The Pentagon is using Russian made rocket engines to launch satellites. What’s going on? I’ve never worried too much about buying stuff that was “Made in America.” These days, we’ve stopped making so many different things that we need imported goods just to function. However, when it comes to national security, there’s an inherent risk in using non-American equipment for intelligence and defense. At least, I think so. The geniuses at the Pentagon apparently don’t. That’s why the US Air Force uses Russian engines to launch the very military satellites that will keep an eye on Russian missile launches, among other things.
Don’t take my word for it. Tony Capaccio at Bloomberg wrote, “United Launch Alliance LLC, the Lockheed-Boeing joint venture, uses Russian engines on Atlas V rockets the Pentagon depends on to launch military satellites.… The Pentagon purchases launch services from United Launch Alliance, including the Atlas and Boeing Delta models that use different engines.
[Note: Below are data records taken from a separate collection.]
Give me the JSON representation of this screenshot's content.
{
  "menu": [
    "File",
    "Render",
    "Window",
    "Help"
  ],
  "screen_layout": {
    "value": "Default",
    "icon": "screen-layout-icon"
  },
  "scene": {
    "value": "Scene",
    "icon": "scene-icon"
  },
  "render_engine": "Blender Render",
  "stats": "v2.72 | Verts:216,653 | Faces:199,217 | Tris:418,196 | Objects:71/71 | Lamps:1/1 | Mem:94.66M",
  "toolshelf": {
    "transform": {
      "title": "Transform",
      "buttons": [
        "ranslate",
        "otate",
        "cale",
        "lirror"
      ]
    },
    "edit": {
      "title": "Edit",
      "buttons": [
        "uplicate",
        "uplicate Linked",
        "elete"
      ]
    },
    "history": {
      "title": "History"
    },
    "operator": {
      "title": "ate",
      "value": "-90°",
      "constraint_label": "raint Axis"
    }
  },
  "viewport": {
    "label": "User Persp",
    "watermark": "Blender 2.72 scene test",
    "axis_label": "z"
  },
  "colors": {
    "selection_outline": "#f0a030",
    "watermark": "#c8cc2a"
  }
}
Bethesda, Maryland-based Lockheed used the Russian-made RD-180 engine for years on its Atlas V rocket before joining Chicago-based Boeing in the alliance.”
As a lifelong civilian (although I do think I should get a medal for being a human shield during the last 30 years of the Cold War — all civilians were), I am quite prepared to defer to the military when it comes to the finer points of national defense. Despite my anti-authoritarian nature, I respect expertise. Even the great anarchist thinker Mikhail Bakunin said, “Does it follow that I reject all authority? Perish the thought. In the matter of boots, I defer to the authority of the boot-maker.”
What I am not prepared to defer to anyone on is common sense. And it is common sense to have your military needs supplied by your own country. While it makes sense for every member of NATO to buy the same rifles, for example, we’re pretty sure that every member of NATO (even France, these days) is on our side.
While I am quite happy the Cold War is over, I have never been convinced that Russia and America were on the same team. I have argued for a couple of decades now that America should try to get Russia to join up — like LBJ said about FBI chief J. Edgar Hoover, “I’d rather have him inside the tent pissing out than outside the tent, pissing in.” Well, the Russians have yet to step inside the tent, and the rest of us need to watch for puddles.
I’m OK with the Canadians building the arm that went on NASA’s space shuttle, as that was different. First off, if you can’t get along with Canada, you’re a hopeless case. Second, it was just an arm for putting stuff in the cargo bay and taking it out again. Third, NASA is a civilian program, not military. Fourth, the shuttle was pointless anyway.
Launching American astronauts into orbit to visit the International Space Station using Russian rockets doesn’t bother me either. Again, our manned space program is civilian and largely pointless under current technology (we’ve done the moon thing, and Mars looks like a one-way trip). Besides, the International Space Station is as pointless as the shuttle (name one scientific or commercial discovery made there).
I have argued for a couple of decades now that America should try to get Russia to join up — like LBJ said about FBI chief J. Edgar Hoover, “I’d rather have him inside the tent pissing out than outside the tent, pissing in.”
However, Russian rocket engines don’t belong on the launch pad of Pentagon satellites. End of discussion. Why does the Air Force use them? It would take America five years and a billion dollars to develop its own rocket engine according to the Pentagon. I seem to recall Saturn V rockets made in America putting Neil and Buzz on the moon back in 1969. Of course, we can’t use those because, well, actually we don’t have the plans for them anymore.
However, five years and a billion bucks to develop a new rocket engine? I doubt it. Isn’t Air Force intelligence capable of stealing Russia’s blueprints? That should knock a little time and money out of the equation.
Mercifully, it seems that even the Pentagon is not quite as cock-sure of its reliance on Russian rocket engines now that Crimea is part of Russia and not Ukraine. The Bloomberg story also states that “Maureen Schumann, a Pentagon spokeswoman, said in an email statement: ‘In light of the current situation, we have directed the Air Force perform an additional review to ensure we completely understand the implications, including supply interruptions, of using foreign components’.”
Let me help on this one. The implications are that America’s military satellites can only reach orbit if the Russians will let them. Ask the people in Kiev if that’s a wise idea.